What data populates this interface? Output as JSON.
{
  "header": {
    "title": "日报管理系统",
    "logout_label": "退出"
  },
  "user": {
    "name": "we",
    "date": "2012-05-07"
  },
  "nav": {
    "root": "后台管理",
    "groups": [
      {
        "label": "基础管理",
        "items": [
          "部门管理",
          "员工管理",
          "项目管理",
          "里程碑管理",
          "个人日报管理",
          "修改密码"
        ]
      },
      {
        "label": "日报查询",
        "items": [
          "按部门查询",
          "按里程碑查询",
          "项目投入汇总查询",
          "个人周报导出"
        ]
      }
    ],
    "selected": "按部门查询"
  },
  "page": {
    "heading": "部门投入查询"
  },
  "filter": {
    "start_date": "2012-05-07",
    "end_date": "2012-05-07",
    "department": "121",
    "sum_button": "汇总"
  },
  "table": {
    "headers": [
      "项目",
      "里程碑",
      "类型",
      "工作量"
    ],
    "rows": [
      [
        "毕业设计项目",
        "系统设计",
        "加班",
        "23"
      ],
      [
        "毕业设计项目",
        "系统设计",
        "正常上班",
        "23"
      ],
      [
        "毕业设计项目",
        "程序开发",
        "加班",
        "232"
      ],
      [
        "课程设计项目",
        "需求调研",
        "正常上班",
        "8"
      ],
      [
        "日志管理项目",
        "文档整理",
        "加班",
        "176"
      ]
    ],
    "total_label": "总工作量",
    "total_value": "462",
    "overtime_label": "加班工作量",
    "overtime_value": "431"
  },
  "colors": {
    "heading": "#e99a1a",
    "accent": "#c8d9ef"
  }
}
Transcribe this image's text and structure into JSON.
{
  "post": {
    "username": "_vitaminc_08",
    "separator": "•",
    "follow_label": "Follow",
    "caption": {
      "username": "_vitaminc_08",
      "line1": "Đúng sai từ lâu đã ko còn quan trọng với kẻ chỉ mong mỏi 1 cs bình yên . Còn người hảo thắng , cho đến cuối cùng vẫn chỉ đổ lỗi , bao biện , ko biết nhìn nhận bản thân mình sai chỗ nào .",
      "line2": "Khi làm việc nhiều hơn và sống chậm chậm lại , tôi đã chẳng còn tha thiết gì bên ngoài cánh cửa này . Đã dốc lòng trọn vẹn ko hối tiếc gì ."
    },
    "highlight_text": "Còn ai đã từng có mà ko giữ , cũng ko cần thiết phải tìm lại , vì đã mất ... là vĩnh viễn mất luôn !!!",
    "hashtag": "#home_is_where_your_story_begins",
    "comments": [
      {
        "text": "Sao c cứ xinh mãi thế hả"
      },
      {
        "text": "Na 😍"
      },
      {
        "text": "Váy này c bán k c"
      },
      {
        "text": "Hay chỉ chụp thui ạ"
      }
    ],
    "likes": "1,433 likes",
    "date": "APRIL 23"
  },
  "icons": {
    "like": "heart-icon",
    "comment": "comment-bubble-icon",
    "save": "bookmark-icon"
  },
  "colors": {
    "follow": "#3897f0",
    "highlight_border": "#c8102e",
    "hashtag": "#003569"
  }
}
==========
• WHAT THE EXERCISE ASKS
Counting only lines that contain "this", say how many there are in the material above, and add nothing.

• RESPONSE BELOW
2